Middle Tennessee Flood: May 2010

Hospital Preparedness Program

Resources, services, plans and systems developed and sustained with Hospital Preparedness Program (HPP) grants were critical to the Middle Tennessee Flood response of May 2010.

During the event, the Tennessee State Emergency Operations Center was opened to aid in response efforts. This included Emergency Support Function (ESF) 8, which was activated to support the medical needs of the public. Also, the State Health Operation Center was activated to assist in response efforts and to provide support to the Regional Hospital Coordinators.

All Tennessee hospitals are National Incident Management System (NIMS) compliant; therefore the affected hospitals activated their Hospital Incident Command System (HICS) during the event. Several hospitals were forced to implement their medical evacuation plans. Some hospitals conducted vertical evacuation of patients to a higher floor, while one hospital performed a complete evacuation. Several nursing homes also evacuated their patients, many of which went to local hospitals. These evacuation and relocation efforts were made possible with the use of the National Hospital Available Beds for Emergencies and Disasters (HAvBed) system. This system was developed and supported with ASPR grant funds, and was activated throughout the Middle Tennessee area. HAvBed gave the hospitals the capability to communicate to multiple emergency responders, and provide bed availability updates at least every four hours.

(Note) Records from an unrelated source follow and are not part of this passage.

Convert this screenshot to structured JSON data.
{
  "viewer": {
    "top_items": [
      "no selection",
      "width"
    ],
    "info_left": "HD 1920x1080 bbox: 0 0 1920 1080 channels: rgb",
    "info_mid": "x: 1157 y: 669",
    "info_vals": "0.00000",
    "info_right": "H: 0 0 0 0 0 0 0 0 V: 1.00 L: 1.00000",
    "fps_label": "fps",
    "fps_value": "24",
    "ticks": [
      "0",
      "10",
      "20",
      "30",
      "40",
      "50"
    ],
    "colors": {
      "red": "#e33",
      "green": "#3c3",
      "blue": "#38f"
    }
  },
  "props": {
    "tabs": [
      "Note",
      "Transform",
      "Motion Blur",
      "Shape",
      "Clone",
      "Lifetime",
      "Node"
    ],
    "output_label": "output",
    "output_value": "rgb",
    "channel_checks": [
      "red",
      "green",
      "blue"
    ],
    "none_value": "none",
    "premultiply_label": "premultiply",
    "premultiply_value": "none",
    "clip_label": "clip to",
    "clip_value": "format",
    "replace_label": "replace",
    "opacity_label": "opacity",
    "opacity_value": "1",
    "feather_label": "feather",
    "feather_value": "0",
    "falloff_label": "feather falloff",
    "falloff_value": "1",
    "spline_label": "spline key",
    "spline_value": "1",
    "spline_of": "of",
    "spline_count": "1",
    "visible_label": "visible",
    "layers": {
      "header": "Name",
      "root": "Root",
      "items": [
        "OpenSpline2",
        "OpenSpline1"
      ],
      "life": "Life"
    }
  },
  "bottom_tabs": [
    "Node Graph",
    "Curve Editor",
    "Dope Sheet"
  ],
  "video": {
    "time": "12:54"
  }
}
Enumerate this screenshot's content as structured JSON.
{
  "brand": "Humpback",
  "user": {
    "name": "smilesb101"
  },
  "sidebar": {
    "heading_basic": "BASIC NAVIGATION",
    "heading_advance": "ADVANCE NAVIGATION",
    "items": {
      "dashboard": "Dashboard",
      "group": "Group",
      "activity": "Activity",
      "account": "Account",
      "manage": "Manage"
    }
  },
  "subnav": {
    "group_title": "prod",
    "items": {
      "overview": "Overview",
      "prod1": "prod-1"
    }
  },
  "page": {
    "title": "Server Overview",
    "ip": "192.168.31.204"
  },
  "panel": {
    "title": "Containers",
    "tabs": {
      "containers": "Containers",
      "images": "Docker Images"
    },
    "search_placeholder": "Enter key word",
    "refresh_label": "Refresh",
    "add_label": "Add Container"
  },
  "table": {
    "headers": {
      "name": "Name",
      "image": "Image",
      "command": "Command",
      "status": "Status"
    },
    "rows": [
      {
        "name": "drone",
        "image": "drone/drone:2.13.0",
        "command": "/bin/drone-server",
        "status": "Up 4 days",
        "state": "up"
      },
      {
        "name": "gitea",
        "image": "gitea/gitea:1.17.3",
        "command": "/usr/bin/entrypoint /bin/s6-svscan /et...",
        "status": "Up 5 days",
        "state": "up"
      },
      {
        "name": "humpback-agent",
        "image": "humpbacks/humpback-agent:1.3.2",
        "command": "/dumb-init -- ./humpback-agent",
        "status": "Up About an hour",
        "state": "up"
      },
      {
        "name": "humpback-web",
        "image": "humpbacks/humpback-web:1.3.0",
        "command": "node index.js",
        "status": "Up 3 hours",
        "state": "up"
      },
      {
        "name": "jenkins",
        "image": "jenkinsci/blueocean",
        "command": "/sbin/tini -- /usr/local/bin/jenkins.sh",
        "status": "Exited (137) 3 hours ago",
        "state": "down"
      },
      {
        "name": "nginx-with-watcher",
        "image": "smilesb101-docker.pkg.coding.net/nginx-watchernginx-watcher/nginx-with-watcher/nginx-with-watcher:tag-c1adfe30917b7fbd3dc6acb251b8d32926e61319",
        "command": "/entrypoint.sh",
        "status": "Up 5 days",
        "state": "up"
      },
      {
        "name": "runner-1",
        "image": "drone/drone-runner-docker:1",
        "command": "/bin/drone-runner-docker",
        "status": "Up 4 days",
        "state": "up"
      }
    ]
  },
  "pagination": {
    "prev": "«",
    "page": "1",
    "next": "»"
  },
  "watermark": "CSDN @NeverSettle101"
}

Communication, sharing and partnership played a key role in successful response efforts. The Regional Medical Communication Centers funded by ASPR grants are operational 24/7, and were actively involved in the flood response. Interoperable communications systems were also invaluable. Hospitals used their Base Station Radios, and one hospital utilized their grant funded HAM radio as their sole source of communication. Mobile assets were also required for some hospitals to continue operations. Two hospitals shared an emergency generator, and one loaned an x-ray machine to another hospital in need.

  • This page last reviewed: November 20, 2013